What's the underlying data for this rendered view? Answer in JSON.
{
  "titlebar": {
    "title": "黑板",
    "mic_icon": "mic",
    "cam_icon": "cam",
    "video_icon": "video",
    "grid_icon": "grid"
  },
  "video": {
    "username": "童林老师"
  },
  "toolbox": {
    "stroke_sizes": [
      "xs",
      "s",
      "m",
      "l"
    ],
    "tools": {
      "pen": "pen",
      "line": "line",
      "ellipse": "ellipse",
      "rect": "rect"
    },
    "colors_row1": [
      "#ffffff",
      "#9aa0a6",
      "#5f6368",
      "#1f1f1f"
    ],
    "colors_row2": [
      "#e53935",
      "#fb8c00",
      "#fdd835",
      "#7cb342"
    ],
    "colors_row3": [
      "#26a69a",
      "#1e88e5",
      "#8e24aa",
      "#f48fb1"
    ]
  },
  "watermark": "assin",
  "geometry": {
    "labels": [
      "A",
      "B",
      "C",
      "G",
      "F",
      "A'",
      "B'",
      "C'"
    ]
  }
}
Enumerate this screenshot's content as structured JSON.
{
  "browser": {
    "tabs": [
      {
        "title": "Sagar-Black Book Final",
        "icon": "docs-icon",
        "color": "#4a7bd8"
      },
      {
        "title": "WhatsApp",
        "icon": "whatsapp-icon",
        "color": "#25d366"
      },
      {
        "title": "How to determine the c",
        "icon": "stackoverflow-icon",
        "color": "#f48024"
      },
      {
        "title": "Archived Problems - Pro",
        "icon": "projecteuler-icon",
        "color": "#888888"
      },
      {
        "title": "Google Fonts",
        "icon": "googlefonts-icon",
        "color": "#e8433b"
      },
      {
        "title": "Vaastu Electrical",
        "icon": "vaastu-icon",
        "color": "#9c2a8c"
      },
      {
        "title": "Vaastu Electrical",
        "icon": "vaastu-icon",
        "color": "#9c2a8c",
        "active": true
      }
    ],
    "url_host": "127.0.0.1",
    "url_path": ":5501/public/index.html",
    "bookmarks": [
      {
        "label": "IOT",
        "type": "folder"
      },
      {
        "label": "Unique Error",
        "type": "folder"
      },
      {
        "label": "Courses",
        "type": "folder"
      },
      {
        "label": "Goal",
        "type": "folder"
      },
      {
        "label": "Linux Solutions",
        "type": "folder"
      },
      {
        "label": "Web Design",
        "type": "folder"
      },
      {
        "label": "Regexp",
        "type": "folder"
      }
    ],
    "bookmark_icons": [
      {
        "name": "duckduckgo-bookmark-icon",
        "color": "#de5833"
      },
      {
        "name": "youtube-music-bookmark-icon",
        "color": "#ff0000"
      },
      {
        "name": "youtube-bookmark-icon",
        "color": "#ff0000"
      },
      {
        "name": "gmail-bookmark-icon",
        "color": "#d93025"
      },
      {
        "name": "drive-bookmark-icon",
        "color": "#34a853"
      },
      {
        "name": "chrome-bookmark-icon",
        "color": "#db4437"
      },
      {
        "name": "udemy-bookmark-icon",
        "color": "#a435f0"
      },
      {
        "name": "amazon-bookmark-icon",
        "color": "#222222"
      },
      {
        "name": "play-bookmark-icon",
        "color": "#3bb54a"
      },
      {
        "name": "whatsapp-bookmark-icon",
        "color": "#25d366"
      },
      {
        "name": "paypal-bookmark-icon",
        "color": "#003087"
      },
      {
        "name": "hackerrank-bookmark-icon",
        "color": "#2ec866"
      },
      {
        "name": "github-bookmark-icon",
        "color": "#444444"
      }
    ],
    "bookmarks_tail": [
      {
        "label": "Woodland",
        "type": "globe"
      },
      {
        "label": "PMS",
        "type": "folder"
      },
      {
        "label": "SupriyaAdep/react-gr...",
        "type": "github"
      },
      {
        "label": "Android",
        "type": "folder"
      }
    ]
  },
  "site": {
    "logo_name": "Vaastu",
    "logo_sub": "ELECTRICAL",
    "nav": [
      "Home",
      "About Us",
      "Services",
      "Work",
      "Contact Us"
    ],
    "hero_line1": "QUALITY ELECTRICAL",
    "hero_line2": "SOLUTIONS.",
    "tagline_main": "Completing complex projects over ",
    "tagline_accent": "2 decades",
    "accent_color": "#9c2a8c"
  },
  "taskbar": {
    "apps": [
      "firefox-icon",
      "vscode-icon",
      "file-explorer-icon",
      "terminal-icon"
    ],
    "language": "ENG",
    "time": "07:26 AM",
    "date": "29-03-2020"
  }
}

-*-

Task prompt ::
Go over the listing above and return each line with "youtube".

Worked solution ::
        "name": "youtube-music-bookmark-icon",
        "name": "youtube-bookmark-icon",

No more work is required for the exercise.